### Records to use
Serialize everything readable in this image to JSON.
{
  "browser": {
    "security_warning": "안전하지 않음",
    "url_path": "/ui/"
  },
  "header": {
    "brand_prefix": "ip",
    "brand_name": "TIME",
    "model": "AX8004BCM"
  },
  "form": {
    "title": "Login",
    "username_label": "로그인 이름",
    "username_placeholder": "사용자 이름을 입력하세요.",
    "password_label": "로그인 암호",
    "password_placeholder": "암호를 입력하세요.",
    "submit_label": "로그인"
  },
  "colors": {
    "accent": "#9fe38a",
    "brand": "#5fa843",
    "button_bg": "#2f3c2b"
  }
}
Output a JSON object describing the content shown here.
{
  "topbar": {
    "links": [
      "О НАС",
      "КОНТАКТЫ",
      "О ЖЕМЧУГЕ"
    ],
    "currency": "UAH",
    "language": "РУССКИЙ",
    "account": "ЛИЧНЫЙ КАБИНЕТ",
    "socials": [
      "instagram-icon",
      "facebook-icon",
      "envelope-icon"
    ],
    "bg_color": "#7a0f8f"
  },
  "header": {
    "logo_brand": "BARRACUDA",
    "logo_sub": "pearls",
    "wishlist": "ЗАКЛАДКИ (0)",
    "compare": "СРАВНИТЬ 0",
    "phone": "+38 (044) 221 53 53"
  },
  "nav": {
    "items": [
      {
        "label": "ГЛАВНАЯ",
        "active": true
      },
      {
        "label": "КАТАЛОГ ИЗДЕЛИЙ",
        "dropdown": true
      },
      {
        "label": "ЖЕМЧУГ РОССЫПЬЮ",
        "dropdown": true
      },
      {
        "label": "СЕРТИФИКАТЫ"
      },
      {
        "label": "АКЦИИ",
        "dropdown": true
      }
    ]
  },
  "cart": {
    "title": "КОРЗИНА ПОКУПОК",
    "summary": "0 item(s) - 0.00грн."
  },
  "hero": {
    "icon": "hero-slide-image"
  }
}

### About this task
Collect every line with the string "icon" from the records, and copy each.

### Response box
      "instagram-icon",
      "facebook-icon",
      "envelope-icon"
    "icon": "hero-slide-image"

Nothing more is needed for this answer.